■ INSTRUCTIONS FOR THE TASK ■
Each record is to be repeated exactly as it stands below.

■ Stored items from a collection ■
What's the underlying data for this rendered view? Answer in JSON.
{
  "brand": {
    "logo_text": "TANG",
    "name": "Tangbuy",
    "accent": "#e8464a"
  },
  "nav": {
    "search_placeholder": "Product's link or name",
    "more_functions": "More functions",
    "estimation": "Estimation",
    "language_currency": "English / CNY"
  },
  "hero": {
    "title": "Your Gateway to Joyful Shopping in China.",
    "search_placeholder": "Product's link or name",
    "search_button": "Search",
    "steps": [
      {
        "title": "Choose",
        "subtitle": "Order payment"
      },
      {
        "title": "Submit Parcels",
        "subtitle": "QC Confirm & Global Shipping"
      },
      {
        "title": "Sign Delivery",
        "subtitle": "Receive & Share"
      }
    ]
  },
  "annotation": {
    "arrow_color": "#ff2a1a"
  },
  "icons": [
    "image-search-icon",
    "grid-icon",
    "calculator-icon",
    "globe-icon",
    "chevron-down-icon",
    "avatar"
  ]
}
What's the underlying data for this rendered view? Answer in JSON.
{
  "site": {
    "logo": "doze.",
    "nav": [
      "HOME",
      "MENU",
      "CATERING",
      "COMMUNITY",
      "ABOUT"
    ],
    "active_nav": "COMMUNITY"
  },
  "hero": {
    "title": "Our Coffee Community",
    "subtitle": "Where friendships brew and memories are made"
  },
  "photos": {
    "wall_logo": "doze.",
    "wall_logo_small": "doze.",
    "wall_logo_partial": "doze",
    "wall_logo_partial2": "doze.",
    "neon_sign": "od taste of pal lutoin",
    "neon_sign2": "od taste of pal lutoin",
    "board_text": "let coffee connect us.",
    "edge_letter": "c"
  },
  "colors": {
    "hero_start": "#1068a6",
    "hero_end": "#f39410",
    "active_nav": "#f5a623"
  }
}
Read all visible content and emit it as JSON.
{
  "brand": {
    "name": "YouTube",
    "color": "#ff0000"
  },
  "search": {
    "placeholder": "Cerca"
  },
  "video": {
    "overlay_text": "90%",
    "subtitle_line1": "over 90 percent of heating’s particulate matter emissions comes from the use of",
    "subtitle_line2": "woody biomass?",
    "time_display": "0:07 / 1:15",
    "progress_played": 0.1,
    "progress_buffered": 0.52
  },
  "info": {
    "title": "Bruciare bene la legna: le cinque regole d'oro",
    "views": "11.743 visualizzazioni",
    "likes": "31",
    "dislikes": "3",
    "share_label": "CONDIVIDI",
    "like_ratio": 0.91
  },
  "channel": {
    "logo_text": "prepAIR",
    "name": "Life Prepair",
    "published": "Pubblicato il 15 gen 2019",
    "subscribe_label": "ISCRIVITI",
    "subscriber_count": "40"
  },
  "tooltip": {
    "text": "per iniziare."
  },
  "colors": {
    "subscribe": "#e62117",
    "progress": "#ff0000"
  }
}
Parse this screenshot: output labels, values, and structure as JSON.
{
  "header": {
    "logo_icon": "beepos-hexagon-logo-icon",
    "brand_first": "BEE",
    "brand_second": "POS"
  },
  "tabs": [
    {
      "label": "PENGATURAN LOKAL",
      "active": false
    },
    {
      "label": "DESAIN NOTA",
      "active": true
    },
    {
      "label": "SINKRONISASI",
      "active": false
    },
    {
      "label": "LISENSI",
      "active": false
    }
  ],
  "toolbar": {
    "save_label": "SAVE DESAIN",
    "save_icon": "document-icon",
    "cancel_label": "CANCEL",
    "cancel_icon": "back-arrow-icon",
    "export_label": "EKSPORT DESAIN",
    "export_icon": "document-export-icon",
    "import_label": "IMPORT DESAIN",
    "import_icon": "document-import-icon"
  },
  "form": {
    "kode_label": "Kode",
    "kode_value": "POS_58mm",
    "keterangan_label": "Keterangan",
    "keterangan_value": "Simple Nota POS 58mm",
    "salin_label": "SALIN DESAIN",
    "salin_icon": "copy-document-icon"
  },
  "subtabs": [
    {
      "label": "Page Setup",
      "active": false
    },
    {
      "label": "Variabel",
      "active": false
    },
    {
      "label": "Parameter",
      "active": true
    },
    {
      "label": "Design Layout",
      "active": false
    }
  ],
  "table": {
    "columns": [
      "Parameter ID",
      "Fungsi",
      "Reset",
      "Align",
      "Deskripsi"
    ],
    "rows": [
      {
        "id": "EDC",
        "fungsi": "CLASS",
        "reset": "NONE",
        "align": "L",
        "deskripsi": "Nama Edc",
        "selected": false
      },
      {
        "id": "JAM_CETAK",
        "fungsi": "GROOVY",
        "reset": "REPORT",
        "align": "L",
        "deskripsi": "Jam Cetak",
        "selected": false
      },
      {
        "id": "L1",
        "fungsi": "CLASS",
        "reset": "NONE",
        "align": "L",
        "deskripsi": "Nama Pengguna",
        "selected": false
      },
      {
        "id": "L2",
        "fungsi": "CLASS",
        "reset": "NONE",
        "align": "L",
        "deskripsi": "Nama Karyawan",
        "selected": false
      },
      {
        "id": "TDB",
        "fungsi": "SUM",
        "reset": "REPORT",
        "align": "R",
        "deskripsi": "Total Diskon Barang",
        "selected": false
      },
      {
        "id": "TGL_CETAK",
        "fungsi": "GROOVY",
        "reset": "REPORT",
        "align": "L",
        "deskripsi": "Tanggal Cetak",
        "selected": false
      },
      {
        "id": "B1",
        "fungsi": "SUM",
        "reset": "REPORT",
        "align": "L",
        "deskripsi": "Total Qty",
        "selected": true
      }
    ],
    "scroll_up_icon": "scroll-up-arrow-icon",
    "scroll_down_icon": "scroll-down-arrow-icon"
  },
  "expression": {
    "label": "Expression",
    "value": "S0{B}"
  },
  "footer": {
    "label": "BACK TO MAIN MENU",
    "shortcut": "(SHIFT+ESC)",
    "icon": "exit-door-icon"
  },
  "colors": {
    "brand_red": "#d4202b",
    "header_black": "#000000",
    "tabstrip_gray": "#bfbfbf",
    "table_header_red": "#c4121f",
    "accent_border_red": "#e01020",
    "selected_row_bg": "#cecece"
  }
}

■ RESULT FOR THIS TASK ■
What's the underlying data for this rendered view? Answer in JSON.
{
  "brand": {
    "logo_text": "TANG",
    "name": "Tangbuy",
    "accent": "#e8464a"
  },
  "nav": {
    "search_placeholder": "Product's link or name",
    "more_functions": "More functions",
    "estimation": "Estimation",
    "language_currency": "English / CNY"
  },
  "hero": {
    "title": "Your Gateway to Joyful Shopping in China.",
    "search_placeholder": "Product's link or name",
    "search_button": "Search",
    "steps": [
      {
        "title": "Choose",
        "subtitle": "Order payment"
      },
      {
        "title": "Submit Parcels",
        "subtitle": "QC Confirm & Global Shipping"
      },
      {
        "title": "Sign Delivery",
        "subtitle": "Receive & Share"
      }
    ]
  },
  "annotation": {
    "arrow_color": "#ff2a1a"
  },
  "icons": [
    "image-search-icon",
    "grid-icon",
    "calculator-icon",
    "globe-icon",
    "chevron-down-icon",
    "avatar"
  ]
}
What's the underlying data for this rendered view? Answer in JSON.
{
  "site": {
    "logo": "doze.",
    "nav": [
      "HOME",
      "MENU",
      "CATERING",
      "COMMUNITY",
      "ABOUT"
    ],
    "active_nav": "COMMUNITY"
  },
  "hero": {
    "title": "Our Coffee Community",
    "subtitle": "Where friendships brew and memories are made"
  },
  "photos": {
    "wall_logo": "doze.",
    "wall_logo_small": "doze.",
    "wall_logo_partial": "doze",
    "wall_logo_partial2": "doze.",
    "neon_sign": "od taste of pal lutoin",
    "neon_sign2": "od taste of pal lutoin",
    "board_text": "let coffee connect us.",
    "edge_letter": "c"
  },
  "colors": {
    "hero_start": "#1068a6",
    "hero_end": "#f39410",
    "active_nav": "#f5a623"
  }
}
Read all visible content and emit it as JSON.
{
  "brand": {
    "name": "YouTube",
    "color": "#ff0000"
  },
  "search": {
    "placeholder": "Cerca"
  },
  "video": {
    "overlay_text": "90%",
    "subtitle_line1": "over 90 percent of heating’s particulate matter emissions comes from the use of",
    "subtitle_line2": "woody biomass?",
    "time_display": "0:07 / 1:15",
    "progress_played": 0.1,
    "progress_buffered": 0.52
  },
  "info": {
    "title": "Bruciare bene la legna: le cinque regole d'oro",
    "views": "11.743 visualizzazioni",
    "likes": "31",
    "dislikes": "3",
    "share_label": "CONDIVIDI",
    "like_ratio": 0.91
  },
  "channel": {
    "logo_text": "prepAIR",
    "name": "Life Prepair",
    "published": "Pubblicato il 15 gen 2019",
    "subscribe_label": "ISCRIVITI",
    "subscriber_count": "40"
  },
  "tooltip": {
    "text": "per iniziare."
  },
  "colors": {
    "subscribe": "#e62117",
    "progress": "#ff0000"
  }
}
Parse this screenshot: output labels, values, and structure as JSON.
{
  "header": {
    "logo_icon": "beepos-hexagon-logo-icon",
    "brand_first": "BEE",
    "brand_second": "POS"
  },
  "tabs": [
    {
      "label": "PENGATURAN LOKAL",
      "active": false
    },
    {
      "label": "DESAIN NOTA",
      "active": true
    },
    {
      "label": "SINKRONISASI",
      "active": false
    },
    {
      "label": "LISENSI",
      "active": false
    }
  ],
  "toolbar": {
    "save_label": "SAVE DESAIN",
    "save_icon": "document-icon",
    "cancel_label": "CANCEL",
    "cancel_icon": "back-arrow-icon",
    "export_label": "EKSPORT DESAIN",
    "export_icon": "document-export-icon",
    "import_label": "IMPORT DESAIN",
    "import_icon": "document-import-icon"
  },
  "form": {
    "kode_label": "Kode",
    "kode_value": "POS_58mm",
    "keterangan_label": "Keterangan",
    "keterangan_value": "Simple Nota POS 58mm",
    "salin_label": "SALIN DESAIN",
    "salin_icon": "copy-document-icon"
  },
  "subtabs": [
    {
      "label": "Page Setup",
      "active": false
    },
    {
      "label": "Variabel",
      "active": false
    },
    {
      "label": "Parameter",
      "active": true
    },
    {
      "label": "Design Layout",
      "active": false
    }
  ],
  "table": {
    "columns": [
      "Parameter ID",
      "Fungsi",
      "Reset",
      "Align",
      "Deskripsi"
    ],
    "rows": [
      {
        "id": "EDC",
        "fungsi": "CLASS",
        "reset": "NONE",
        "align": "L",
        "deskripsi": "Nama Edc",
        "selected": false
      },
      {
        "id": "JAM_CETAK",
        "fungsi": "GROOVY",
        "reset": "REPORT",
        "align": "L",
        "deskripsi": "Jam Cetak",
        "selected": false
      },
      {
        "id": "L1",
        "fungsi": "CLASS",
        "reset": "NONE",
        "align": "L",
        "deskripsi": "Nama Pengguna",
        "selected": false
      },
      {
        "id": "L2",
        "fungsi": "CLASS",
        "reset": "NONE",
        "align": "L",
        "deskripsi": "Nama Karyawan",
        "selected": false
      },
      {
        "id": "TDB",
        "fungsi": "SUM",
        "reset": "REPORT",
        "align": "R",
        "deskripsi": "Total Diskon Barang",
        "selected": false
      },
      {
        "id": "TGL_CETAK",
        "fungsi": "GROOVY",
        "reset": "REPORT",
        "align": "L",
        "deskripsi": "Tanggal Cetak",
        "selected": false
      },
      {
        "id": "B1",
        "fungsi": "SUM",
        "reset": "REPORT",
        "align": "L",
        "deskripsi": "Total Qty",
        "selected": true
      }
    ],
    "scroll_up_icon": "scroll-up-arrow-icon",
    "scroll_down_icon": "scroll-down-arrow-icon"
  },
  "expression": {
    "label": "Expression",
    "value": "S0{B}"
  },
  "footer": {
    "label": "BACK TO MAIN MENU",
    "shortcut": "(SHIFT+ESC)",
    "icon": "exit-door-icon"
  },
  "colors": {
    "brand_red": "#d4202b",
    "header_black": "#000000",
    "tabstrip_gray": "#bfbfbf",
    "table_header_red": "#c4121f",
    "accent_border_red": "#e01020",
    "selected_row_bg": "#cecece"
  }
}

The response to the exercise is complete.